Records drawn from a dataset
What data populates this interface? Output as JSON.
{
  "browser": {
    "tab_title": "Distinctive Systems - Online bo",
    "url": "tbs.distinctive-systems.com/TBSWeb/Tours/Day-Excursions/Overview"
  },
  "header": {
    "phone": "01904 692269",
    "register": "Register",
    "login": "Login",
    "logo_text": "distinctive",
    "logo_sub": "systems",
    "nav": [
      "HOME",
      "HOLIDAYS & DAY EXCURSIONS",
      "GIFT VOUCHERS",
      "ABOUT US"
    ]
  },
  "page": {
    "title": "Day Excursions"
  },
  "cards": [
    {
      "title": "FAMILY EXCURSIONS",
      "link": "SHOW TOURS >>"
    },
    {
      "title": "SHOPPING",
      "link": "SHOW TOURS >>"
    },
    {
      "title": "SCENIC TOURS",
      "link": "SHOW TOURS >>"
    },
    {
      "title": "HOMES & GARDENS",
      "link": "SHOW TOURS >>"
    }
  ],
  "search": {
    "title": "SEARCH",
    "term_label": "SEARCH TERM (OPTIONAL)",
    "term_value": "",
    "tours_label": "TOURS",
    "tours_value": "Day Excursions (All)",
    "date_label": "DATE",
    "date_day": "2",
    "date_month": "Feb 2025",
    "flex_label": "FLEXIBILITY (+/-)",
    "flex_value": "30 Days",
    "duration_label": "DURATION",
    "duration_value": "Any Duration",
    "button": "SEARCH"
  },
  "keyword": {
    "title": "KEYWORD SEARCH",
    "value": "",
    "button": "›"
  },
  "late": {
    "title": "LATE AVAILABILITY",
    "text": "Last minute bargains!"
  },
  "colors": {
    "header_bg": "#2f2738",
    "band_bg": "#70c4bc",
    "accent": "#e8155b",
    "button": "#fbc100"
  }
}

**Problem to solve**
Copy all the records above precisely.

**Response**
What data populates this interface? Output as JSON.
{
  "browser": {
    "tab_title": "Distinctive Systems - Online bo",
    "url": "tbs.distinctive-systems.com/TBSWeb/Tours/Day-Excursions/Overview"
  },
  "header": {
    "phone": "01904 692269",
    "register": "Register",
    "login": "Login",
    "logo_text": "distinctive",
    "logo_sub": "systems",
    "nav": [
      "HOME",
      "HOLIDAYS & DAY EXCURSIONS",
      "GIFT VOUCHERS",
      "ABOUT US"
    ]
  },
  "page": {
    "title": "Day Excursions"
  },
  "cards": [
    {
      "title": "FAMILY EXCURSIONS",
      "link": "SHOW TOURS >>"
    },
    {
      "title": "SHOPPING",
      "link": "SHOW TOURS >>"
    },
    {
      "title": "SCENIC TOURS",
      "link": "SHOW TOURS >>"
    },
    {
      "title": "HOMES & GARDENS",
      "link": "SHOW TOURS >>"
    }
  ],
  "search": {
    "title": "SEARCH",
    "term_label": "SEARCH TERM (OPTIONAL)",
    "term_value": "",
    "tours_label": "TOURS",
    "tours_value": "Day Excursions (All)",
    "date_label": "DATE",
    "date_day": "2",
    "date_month": "Feb 2025",
    "flex_label": "FLEXIBILITY (+/-)",
    "flex_value": "30 Days",
    "duration_label": "DURATION",
    "duration_value": "Any Duration",
    "button": "SEARCH"
  },
  "keyword": {
    "title": "KEYWORD SEARCH",
    "value": "",
    "button": "›"
  },
  "late": {
    "title": "LATE AVAILABILITY",
    "text": "Last minute bargains!"
  },
  "colors": {
    "header_bg": "#2f2738",
    "band_bg": "#70c4bc",
    "accent": "#e8155b",
    "button": "#fbc100"
  }
}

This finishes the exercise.